▶ **EXERCISE GOAL**
Look below for lines that hold the string "title" and copy each one.

▶ **DATA**
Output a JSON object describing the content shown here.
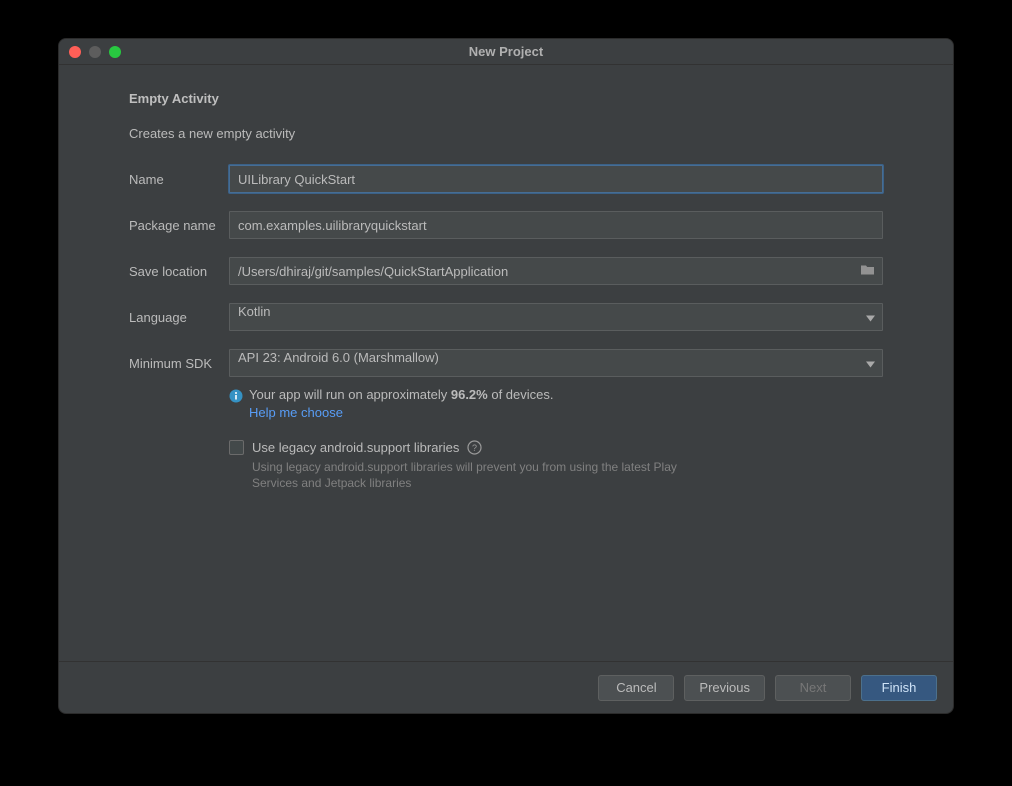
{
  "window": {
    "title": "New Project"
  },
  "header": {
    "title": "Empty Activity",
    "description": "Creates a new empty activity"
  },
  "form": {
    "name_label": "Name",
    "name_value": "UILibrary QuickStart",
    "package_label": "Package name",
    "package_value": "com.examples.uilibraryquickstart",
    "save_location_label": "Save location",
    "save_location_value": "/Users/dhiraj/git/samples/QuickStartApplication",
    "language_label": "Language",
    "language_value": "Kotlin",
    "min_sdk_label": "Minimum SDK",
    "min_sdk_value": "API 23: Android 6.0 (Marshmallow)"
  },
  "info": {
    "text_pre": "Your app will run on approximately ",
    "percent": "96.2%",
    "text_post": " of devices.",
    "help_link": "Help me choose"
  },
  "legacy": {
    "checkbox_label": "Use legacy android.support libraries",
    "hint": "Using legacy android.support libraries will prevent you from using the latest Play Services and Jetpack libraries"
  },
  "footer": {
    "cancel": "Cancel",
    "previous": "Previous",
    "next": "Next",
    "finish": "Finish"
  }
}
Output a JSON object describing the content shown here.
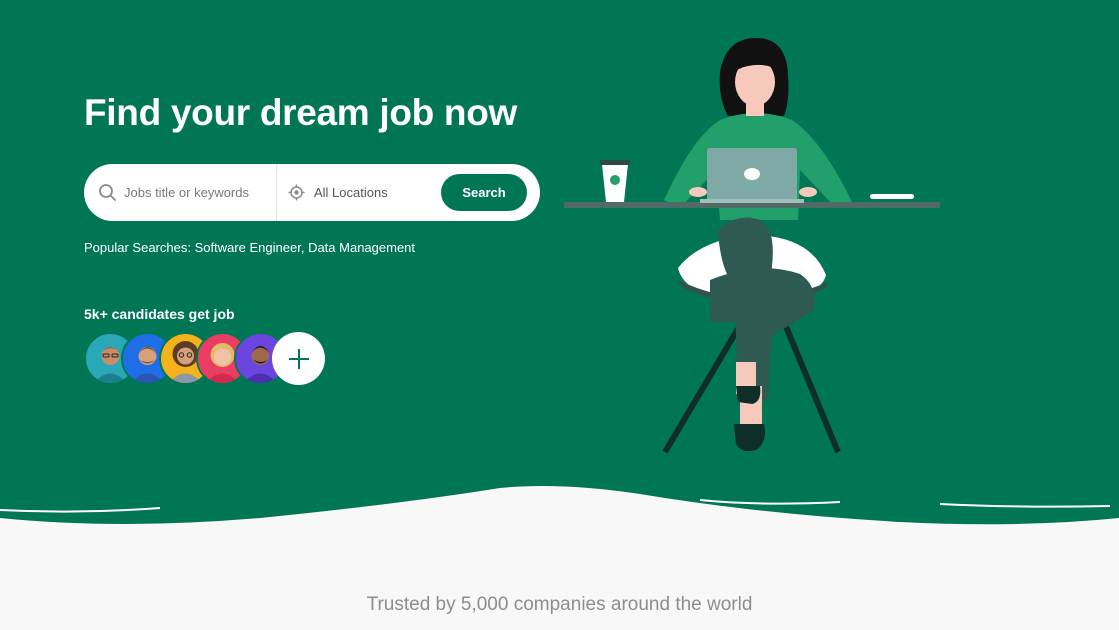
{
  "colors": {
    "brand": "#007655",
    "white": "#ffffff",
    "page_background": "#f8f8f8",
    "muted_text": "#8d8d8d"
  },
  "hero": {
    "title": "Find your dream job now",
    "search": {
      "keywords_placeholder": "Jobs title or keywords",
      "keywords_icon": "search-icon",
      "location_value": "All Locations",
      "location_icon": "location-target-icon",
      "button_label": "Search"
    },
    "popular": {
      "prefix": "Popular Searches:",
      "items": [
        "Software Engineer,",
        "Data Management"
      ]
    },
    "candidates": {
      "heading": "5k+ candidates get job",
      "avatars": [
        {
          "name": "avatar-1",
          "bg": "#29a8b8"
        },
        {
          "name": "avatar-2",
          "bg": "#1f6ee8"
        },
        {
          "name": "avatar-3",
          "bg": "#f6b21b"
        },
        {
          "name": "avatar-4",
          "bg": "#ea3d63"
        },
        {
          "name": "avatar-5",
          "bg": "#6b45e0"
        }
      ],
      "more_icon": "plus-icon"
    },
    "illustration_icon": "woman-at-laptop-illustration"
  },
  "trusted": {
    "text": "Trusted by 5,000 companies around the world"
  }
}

▶ **WRITTEN SOLUTION**
    "title": "New Project"
    "title": "Empty Activity",
    "title": "Find your dream job now",
      "keywords_placeholder": "Jobs title or keywords",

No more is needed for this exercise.